Records from a collection
******************************

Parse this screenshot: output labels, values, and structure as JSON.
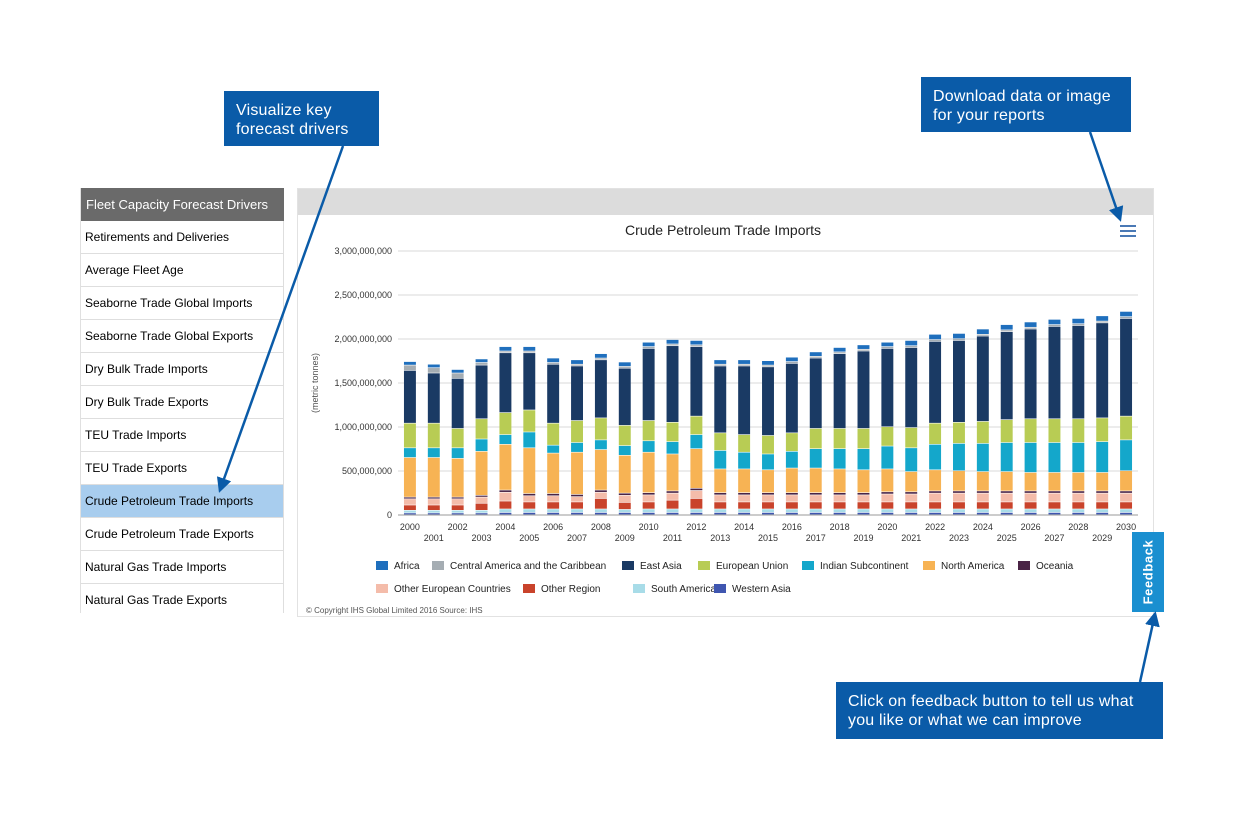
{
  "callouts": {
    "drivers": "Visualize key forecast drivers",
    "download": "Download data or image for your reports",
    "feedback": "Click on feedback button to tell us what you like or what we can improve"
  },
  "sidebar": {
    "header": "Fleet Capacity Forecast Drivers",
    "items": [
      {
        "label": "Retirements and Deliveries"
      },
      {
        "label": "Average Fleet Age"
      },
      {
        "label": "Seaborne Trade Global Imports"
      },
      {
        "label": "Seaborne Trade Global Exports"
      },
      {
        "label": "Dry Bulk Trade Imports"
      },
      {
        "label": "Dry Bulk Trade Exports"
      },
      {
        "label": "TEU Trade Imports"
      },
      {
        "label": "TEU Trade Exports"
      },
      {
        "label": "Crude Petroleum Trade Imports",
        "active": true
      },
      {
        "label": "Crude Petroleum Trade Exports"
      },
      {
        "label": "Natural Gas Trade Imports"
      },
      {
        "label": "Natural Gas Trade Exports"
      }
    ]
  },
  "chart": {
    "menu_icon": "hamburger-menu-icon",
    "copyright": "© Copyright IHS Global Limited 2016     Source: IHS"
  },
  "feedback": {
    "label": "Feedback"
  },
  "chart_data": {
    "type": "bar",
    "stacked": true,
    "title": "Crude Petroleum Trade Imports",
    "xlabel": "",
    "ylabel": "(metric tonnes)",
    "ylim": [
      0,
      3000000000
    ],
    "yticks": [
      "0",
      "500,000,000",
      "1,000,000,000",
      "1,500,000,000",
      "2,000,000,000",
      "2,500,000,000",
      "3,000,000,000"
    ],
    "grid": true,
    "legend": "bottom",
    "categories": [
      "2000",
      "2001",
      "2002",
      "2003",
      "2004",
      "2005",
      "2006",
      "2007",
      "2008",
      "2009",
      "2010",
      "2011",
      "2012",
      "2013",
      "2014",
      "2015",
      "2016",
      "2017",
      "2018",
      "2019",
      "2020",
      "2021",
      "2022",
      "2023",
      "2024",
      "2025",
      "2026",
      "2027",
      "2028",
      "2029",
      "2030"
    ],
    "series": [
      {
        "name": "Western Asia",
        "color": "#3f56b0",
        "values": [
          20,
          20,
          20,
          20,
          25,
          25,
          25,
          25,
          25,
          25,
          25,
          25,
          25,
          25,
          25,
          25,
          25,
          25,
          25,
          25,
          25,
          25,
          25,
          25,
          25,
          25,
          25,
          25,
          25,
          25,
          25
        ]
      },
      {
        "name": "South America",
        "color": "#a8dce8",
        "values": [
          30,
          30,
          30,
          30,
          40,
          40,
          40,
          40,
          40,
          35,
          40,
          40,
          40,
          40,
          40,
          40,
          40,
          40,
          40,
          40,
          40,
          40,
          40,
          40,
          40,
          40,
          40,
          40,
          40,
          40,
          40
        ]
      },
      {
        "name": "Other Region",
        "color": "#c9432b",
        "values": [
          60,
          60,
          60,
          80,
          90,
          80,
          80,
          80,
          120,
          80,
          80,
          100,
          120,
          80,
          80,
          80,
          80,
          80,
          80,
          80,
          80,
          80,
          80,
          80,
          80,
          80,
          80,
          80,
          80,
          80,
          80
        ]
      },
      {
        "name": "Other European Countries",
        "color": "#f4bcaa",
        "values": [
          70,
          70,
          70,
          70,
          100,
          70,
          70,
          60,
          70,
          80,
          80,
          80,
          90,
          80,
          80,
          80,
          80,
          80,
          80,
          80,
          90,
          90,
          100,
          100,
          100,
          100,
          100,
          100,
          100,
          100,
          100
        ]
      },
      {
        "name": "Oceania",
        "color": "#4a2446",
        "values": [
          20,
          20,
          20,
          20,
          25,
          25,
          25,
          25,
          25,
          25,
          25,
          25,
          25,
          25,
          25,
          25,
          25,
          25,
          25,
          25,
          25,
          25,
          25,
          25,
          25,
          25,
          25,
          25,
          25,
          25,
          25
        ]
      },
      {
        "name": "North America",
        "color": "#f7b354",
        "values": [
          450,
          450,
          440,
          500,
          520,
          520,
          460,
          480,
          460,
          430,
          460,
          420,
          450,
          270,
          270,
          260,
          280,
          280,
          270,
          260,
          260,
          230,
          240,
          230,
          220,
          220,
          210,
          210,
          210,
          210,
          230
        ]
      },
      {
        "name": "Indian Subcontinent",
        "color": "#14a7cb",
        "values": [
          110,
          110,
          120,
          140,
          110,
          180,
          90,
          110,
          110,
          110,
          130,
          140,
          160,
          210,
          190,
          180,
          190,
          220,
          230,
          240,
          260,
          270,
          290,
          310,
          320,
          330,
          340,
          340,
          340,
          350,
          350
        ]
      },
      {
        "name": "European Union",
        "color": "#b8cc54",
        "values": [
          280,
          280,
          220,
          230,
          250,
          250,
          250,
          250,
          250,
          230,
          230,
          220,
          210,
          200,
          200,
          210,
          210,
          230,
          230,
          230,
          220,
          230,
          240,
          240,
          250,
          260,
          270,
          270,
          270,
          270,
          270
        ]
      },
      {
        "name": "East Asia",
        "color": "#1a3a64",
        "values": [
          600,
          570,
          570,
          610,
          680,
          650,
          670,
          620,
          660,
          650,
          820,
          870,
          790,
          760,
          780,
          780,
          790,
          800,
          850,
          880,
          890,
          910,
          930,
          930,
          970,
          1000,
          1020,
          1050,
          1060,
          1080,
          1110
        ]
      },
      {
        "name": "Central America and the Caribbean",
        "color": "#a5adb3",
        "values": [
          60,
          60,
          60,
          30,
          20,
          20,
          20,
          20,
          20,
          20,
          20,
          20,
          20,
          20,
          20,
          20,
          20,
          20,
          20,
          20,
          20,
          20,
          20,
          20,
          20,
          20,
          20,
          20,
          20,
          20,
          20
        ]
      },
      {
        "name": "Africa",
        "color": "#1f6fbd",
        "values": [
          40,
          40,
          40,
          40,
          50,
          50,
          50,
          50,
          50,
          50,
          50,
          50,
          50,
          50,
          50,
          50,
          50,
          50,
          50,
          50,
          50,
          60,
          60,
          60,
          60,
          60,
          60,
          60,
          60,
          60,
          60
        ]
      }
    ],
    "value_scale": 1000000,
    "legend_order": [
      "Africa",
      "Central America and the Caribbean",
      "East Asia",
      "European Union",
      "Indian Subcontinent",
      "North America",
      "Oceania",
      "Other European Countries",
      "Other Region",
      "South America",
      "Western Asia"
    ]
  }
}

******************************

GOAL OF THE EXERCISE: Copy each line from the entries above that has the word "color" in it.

THE COMPLETED TASK:
        "color": "#3f56b0",
        "color": "#a8dce8",
        "color": "#c9432b",
        "color": "#f4bcaa",
        "color": "#4a2446",
        "color": "#f7b354",
        "color": "#14a7cb",
        "color": "#b8cc54",
        "color": "#1a3a64",
        "color": "#a5adb3",
        "color": "#1f6fbd",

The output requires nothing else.